◆ PROBLEM DETAILS ◆
Report the number of lines in these entries that contain "title". Write only the number.

◆ TASK INPUT ◆
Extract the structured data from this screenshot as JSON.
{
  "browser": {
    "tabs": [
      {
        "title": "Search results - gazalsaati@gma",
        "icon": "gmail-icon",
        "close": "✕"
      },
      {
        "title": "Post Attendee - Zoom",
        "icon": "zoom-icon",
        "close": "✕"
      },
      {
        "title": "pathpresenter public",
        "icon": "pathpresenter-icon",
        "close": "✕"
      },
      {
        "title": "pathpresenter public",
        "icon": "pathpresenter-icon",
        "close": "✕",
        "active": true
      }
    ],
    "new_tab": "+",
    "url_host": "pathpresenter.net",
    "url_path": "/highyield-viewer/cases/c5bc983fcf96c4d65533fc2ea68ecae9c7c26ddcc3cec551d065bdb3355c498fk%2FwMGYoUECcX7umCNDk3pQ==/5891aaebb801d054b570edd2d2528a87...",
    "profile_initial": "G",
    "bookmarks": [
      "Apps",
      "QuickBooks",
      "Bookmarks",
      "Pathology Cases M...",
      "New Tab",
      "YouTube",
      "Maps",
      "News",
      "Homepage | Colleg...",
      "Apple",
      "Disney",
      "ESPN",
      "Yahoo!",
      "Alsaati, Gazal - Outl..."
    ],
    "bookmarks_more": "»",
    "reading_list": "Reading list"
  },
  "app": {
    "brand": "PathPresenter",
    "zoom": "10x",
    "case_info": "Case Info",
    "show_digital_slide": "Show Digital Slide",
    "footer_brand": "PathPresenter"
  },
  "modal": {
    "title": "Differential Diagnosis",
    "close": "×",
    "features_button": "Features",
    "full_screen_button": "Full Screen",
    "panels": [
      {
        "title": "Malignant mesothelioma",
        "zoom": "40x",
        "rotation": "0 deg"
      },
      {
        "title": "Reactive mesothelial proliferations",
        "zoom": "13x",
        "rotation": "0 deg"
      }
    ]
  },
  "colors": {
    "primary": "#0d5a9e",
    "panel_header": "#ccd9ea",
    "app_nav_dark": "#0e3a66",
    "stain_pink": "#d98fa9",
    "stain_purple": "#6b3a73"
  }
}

◆ RESPONSE TO THIS TASK ◆
7